Data for this exercise:
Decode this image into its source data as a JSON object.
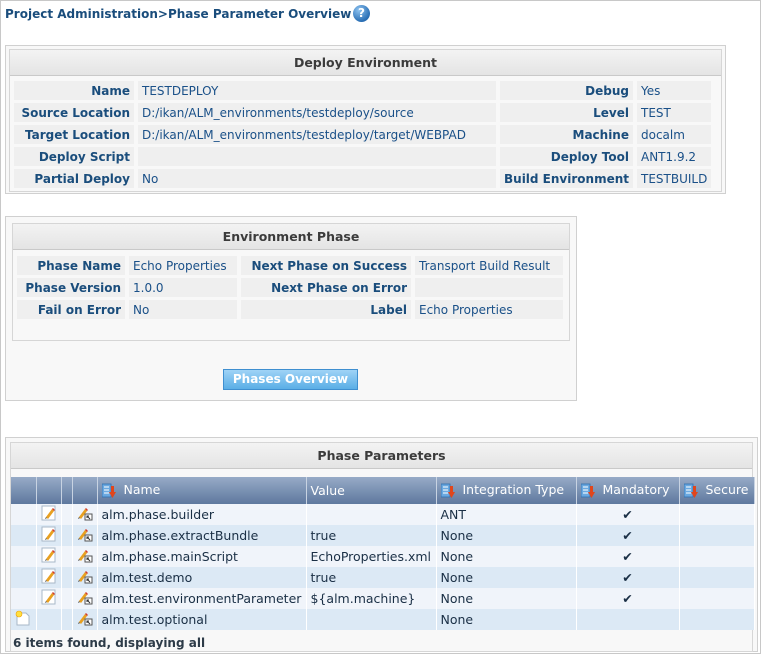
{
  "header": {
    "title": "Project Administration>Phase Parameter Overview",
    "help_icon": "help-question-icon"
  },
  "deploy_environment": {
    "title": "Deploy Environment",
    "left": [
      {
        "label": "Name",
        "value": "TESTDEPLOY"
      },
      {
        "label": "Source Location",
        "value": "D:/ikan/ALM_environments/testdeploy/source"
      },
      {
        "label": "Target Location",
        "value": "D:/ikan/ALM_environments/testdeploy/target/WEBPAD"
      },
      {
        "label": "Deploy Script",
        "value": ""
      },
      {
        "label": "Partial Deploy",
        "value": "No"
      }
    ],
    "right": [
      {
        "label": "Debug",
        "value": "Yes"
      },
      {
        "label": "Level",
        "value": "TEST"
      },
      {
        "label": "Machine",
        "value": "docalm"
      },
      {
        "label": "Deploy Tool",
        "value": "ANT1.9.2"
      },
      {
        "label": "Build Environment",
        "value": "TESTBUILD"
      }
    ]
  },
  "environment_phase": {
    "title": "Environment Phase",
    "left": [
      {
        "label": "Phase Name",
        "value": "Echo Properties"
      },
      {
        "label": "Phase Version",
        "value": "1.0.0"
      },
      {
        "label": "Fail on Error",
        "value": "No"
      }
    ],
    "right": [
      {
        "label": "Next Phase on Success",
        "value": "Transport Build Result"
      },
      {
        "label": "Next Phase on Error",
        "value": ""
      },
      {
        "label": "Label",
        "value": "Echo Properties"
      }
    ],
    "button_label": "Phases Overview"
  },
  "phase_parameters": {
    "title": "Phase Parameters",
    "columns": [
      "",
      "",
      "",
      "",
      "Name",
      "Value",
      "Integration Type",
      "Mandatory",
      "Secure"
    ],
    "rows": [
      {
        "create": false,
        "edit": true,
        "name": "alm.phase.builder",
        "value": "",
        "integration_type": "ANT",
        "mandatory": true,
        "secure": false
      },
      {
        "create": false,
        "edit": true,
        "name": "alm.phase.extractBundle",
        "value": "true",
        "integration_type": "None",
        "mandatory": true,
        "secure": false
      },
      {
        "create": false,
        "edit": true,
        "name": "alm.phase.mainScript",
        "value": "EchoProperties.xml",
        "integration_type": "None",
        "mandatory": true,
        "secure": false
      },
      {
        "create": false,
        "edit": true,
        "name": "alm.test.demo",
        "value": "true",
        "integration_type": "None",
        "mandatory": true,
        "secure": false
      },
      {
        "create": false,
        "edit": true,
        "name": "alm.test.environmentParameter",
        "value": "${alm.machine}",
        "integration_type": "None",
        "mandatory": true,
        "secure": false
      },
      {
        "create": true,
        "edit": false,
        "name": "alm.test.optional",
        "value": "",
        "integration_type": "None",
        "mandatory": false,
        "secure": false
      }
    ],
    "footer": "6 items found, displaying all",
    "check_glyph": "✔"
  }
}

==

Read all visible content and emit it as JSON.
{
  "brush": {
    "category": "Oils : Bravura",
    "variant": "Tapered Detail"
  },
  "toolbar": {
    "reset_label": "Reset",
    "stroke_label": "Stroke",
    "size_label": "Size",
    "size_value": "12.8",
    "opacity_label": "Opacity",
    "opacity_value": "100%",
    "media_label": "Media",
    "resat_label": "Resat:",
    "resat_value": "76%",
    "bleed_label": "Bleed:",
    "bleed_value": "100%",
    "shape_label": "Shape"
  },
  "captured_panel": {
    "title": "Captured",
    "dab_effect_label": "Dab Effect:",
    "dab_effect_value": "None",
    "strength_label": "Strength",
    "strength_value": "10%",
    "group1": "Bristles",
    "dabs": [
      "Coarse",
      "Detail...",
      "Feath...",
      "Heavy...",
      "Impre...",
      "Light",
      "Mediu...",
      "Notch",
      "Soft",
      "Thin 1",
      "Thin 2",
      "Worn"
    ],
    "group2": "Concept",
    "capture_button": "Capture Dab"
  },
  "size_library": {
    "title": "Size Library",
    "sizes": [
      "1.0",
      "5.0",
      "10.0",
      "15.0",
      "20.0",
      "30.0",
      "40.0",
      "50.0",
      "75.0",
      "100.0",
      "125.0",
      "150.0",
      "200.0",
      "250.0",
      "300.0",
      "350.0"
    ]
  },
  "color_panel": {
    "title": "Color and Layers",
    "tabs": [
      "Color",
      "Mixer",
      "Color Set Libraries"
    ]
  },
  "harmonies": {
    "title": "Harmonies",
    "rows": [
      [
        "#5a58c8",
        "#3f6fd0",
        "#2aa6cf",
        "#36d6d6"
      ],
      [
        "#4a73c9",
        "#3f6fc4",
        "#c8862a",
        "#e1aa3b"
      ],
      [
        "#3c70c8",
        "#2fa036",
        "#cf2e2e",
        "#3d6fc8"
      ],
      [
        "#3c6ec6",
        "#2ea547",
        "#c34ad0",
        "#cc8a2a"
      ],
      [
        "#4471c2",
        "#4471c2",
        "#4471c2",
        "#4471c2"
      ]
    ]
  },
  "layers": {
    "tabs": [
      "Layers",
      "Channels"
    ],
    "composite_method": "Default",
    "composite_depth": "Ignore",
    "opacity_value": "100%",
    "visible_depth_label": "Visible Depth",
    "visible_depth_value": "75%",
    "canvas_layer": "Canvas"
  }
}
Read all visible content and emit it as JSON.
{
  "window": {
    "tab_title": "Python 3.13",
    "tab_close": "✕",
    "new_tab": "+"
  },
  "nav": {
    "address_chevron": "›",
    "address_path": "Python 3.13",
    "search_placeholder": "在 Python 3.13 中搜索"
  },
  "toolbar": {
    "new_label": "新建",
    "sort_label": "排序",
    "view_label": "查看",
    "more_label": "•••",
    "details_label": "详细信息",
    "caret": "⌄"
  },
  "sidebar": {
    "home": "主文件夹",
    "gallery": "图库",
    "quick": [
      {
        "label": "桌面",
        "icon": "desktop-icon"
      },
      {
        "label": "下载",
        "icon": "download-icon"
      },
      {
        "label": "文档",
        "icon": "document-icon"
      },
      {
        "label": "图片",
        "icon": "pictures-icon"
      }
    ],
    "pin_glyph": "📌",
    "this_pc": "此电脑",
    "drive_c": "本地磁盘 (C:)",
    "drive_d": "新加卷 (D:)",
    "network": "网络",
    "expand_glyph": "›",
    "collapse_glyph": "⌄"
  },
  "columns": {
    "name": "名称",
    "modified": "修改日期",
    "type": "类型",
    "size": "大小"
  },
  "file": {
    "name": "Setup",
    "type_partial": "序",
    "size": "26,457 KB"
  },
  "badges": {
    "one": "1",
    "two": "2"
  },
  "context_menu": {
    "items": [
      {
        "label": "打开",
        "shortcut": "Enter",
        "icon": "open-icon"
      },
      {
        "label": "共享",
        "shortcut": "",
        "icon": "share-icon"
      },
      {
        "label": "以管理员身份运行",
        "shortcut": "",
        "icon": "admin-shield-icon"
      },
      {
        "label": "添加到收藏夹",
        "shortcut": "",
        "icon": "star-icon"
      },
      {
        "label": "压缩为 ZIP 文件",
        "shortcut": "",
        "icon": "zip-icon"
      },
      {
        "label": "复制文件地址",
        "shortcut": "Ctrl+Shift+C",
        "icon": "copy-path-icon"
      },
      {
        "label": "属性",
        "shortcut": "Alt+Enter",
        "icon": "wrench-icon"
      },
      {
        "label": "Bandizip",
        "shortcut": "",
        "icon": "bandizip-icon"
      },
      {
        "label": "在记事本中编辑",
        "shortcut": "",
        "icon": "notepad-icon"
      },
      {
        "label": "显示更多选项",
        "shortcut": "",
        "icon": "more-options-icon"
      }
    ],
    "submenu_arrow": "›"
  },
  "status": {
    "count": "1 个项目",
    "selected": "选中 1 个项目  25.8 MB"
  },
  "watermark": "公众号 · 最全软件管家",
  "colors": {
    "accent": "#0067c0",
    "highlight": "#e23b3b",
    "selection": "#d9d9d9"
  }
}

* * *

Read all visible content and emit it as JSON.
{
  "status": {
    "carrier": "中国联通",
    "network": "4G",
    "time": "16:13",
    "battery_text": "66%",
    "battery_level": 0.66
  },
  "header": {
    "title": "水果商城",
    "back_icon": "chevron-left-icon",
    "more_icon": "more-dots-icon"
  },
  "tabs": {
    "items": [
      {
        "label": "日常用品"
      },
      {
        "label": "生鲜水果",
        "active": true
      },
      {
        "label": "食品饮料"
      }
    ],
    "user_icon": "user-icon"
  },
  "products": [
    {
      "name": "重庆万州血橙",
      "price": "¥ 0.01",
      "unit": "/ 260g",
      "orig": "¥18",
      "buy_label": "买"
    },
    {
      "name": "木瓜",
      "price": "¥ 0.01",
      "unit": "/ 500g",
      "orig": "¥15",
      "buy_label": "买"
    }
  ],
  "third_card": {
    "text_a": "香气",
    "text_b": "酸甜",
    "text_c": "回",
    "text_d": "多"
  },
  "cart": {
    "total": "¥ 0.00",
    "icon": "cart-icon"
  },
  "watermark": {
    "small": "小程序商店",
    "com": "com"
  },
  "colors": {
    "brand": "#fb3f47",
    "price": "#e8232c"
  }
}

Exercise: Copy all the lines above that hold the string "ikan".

Exercise output:
        "value": "D:/ikan/ALM_environments/testdeploy/source"
        "value": "D:/ikan/ALM_environments/testdeploy/target/WEBPAD"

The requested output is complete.